Teaching children to read and write involves various components, and one of the most crucial yet often overlooked is the concept of consonant digraphs. Unlike blends, where each letter in the pair maintains its individual sound, a consonant digraph is a pair of consonants that together produce a single, distinct sound. For instance, the ‘sh’ in ‘ship’ or the ‘ch’ in ‘chop’ are examples of consonant digraphs. Understanding consonant digraphs is vital for children as it significantly impacts their spelling, pronunciation, and comprehension skills.

Why Are Consonant Digraphs So Important?

  1. Phonemic Awareness: One of the foundational skills in literacy is phonemic awareness, and understanding consonant digraphs plays a significant role in developing this skill. It helps children recognize that even though there are two letters in a digraph, they produce a single sound. This understanding is crucial for decoding words and contributes to reading fluency.
  2. Vocabulary Building: As children become more comfortable with the concept of digraphs, they find it easier to decode new words, which in turn expands their vocabulary. This skill is not only beneficial for reading but also aids in comprehension and expressive language development.
  3. Reading Fluency: Mastery over the concept of consonant digraphs can dramatically improve a child’s reading fluency. When children can effortlessly identify and pronounce digraphs, they can read more smoothly, understand the text better, and even enjoy the reading process more.

Digraph vs Blend: Eliminating the Confusion

The English language is filled with intricacies, and two terms that often get mixed up are ‘digraph’ and ‘blend.’ These terms may seem similar, but they serve distinct functions in language learning and literacy. In a blend, each letter in the pair maintains its individual sound. For example, in the word ‘black,’ the ‘b’ and ‘l’ sounds are both heard. Similarly, in the word ‘green,’ the ‘g’ and ‘r’ sounds are distinct.

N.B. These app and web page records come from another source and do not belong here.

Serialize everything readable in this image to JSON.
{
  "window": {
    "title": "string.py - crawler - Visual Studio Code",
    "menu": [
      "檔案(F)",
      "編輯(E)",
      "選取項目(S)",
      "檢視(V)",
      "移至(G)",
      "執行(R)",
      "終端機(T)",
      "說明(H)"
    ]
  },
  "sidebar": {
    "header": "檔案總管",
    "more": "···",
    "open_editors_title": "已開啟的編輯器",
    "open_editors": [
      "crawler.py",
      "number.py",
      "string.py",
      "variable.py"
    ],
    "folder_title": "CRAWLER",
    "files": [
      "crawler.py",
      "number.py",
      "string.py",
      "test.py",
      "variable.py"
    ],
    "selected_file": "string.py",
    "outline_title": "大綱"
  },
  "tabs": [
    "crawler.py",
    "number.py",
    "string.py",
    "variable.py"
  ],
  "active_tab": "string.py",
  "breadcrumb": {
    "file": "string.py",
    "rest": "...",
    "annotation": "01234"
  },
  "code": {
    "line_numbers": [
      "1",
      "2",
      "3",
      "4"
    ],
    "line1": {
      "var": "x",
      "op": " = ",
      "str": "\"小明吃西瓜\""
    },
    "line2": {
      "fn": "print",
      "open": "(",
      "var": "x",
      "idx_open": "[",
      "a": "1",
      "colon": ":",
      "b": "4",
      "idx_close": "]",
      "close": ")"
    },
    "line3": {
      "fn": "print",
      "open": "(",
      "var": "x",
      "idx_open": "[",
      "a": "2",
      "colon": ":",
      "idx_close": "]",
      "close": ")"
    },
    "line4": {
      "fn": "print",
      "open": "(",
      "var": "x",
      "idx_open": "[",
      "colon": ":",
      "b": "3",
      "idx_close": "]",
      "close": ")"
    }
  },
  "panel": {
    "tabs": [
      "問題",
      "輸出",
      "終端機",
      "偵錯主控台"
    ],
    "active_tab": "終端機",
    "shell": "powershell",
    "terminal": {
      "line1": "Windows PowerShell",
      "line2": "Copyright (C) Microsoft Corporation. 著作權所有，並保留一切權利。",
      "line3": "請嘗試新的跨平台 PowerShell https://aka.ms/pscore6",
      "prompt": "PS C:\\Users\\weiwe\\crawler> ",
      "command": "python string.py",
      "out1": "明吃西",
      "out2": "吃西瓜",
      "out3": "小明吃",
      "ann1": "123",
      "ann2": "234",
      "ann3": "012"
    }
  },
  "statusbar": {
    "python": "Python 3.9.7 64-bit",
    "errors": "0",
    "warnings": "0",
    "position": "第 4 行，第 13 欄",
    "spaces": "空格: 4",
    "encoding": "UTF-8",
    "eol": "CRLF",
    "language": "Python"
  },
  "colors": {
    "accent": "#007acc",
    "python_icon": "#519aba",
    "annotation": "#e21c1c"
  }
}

On the flip side, a digraph is a pair of consonants that come together to produce a single, unique sound. For instance, the ‘sh’ in ‘ship’ produces just one sound, as does the ‘ch’ in ‘chop.’ Understanding the difference between digraph vs blend is not just a linguistic nuance; it’s a critical aspect of effective literacy instruction. This knowledge equips children with the ability to differentiate between the two types of letter combinations, making it significantly easier for them to decode words. This, in turn, has a cascading positive effect on their spelling abilities, reading skills, and overall linguistic development.

Engaging Ways to Teach Consonant Digraphs

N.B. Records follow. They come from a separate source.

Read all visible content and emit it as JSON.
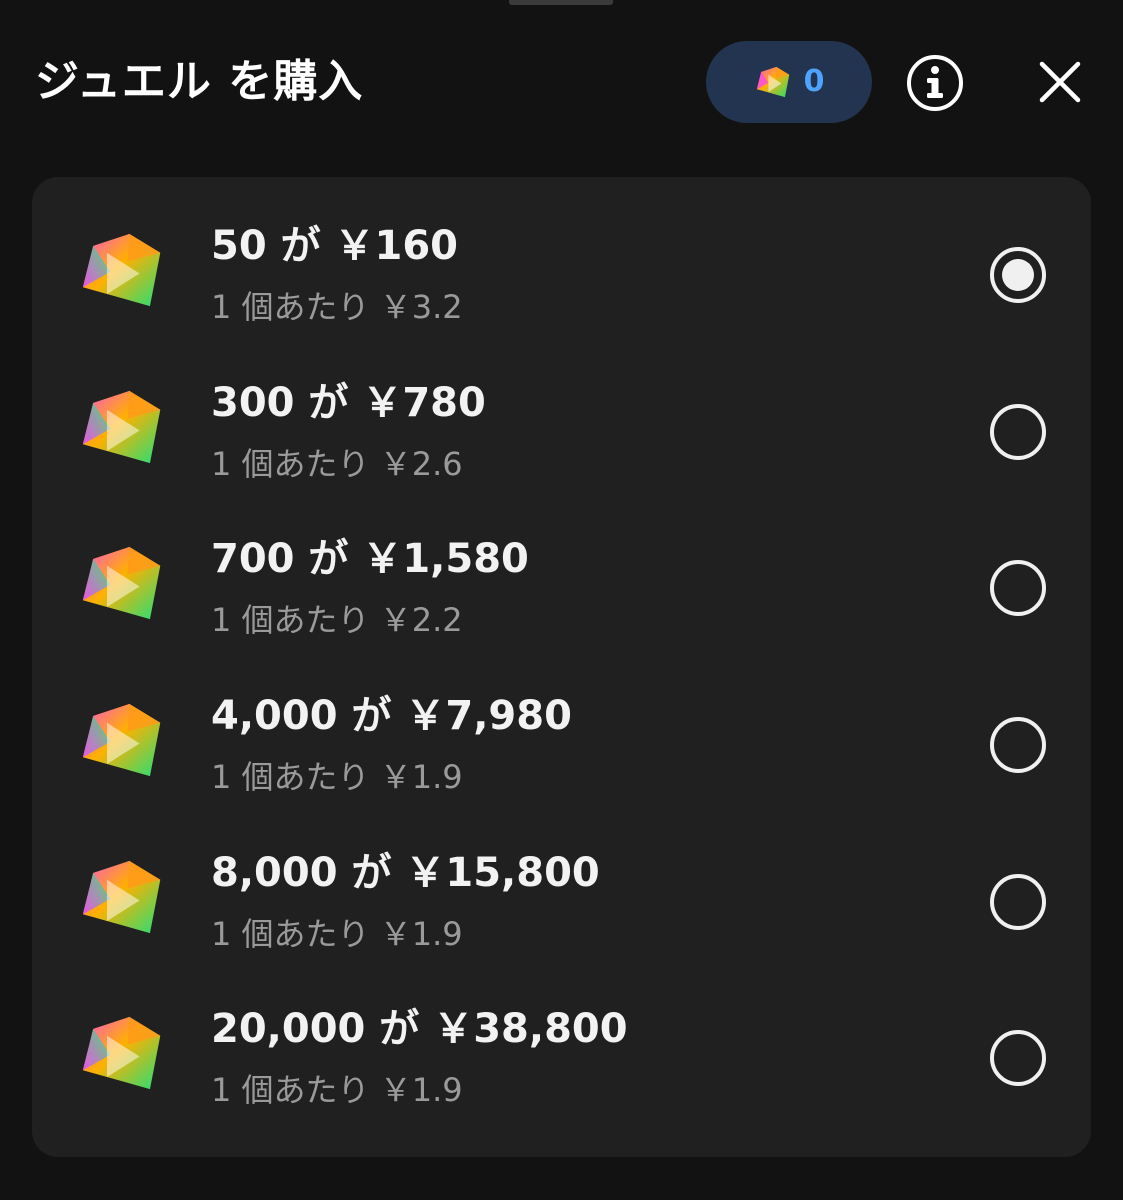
{
  "header": {
    "title": "ジュエル を購入",
    "balance": "0",
    "info_icon": "info-icon",
    "close_icon": "close-icon"
  },
  "colors": {
    "background": "#121212",
    "card": "#202020",
    "balance_pill": "#22344f",
    "balance_text": "#4da3ff",
    "secondary_text": "#9a9a9a"
  },
  "options": [
    {
      "main": "50 が ￥160",
      "sub": "1 個あたり ￥3.2",
      "selected": true
    },
    {
      "main": "300 が ￥780",
      "sub": "1 個あたり ￥2.6",
      "selected": false
    },
    {
      "main": "700 が ￥1,580",
      "sub": "1 個あたり ￥2.2",
      "selected": false
    },
    {
      "main": "4,000 が ￥7,980",
      "sub": "1 個あたり ￥1.9",
      "selected": false
    },
    {
      "main": "8,000 が ￥15,800",
      "sub": "1 個あたり ￥1.9",
      "selected": false
    },
    {
      "main": "20,000 が ￥38,800",
      "sub": "1 個あたり ￥1.9",
      "selected": false
    }
  ]
}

Learning about consonant digraphs doesn’t have to be a dull or daunting task. In fact, there are a plethora of engaging digraph activities for kids that can make the educational journey both enjoyable and impactful. One popular activity is digraph bingo, where children can match digraph-containing words to their bingo cards as the words are called out. This game not only helps in recognizing digraphs but also adds a fun, competitive element to the learning process.

Another creative way to teach digraphs is through storytelling sessions that incorporate digraph words. Children can be encouraged to come up with imaginative tales that use a list of digraph words, thereby applying their understanding of the concept in a real-world context. This not only enhances their vocabulary but also helps them understand the practical application of consonant digraphs.

Other activities can include digraph puzzles, where kids match pictures to digraph words, or digraph scavenger hunts, where they search for items around the house that contain digraphs in their names. These activities serve as practical tools for reinforcing the understanding of consonant digraphs and can be particularly useful in clearing up any lingering confusion between digraph vs blend. They offer children a well-rounded, comprehensive understanding of these essential literacy concepts, setting them up for success in their educational journey.


Understanding the intricacies of the English language can be a complex task, but it’s an essential one for developing strong literacy skills. The concepts of digraphs and blends, often confused, serve unique roles in language learning. Knowing the difference between digraph vs blend is not just a matter of linguistic detail; it’s a cornerstone for effective literacy education. This understanding enables children to decode words more efficiently, positively impacting their spelling, reading, and overall language development.

Moreover, teaching these concepts doesn’t have to be a monotonous affair. There are numerous engaging digraph activities for kids that make the learning process both fun and effective. From competitive games like digraph bingo to creative exercises like storytelling, these activities offer practical ways to reinforce the understanding of consonant digraphs. They also serve as excellent tools for clearing up any confusion between digraphs and blends, providing a well-rounded education in these critical literacy concepts.

So, as you embark on the journey of teaching or learning about digraphs, remember that understanding these fundamental concepts can set the stage for a lifetime of literacy success.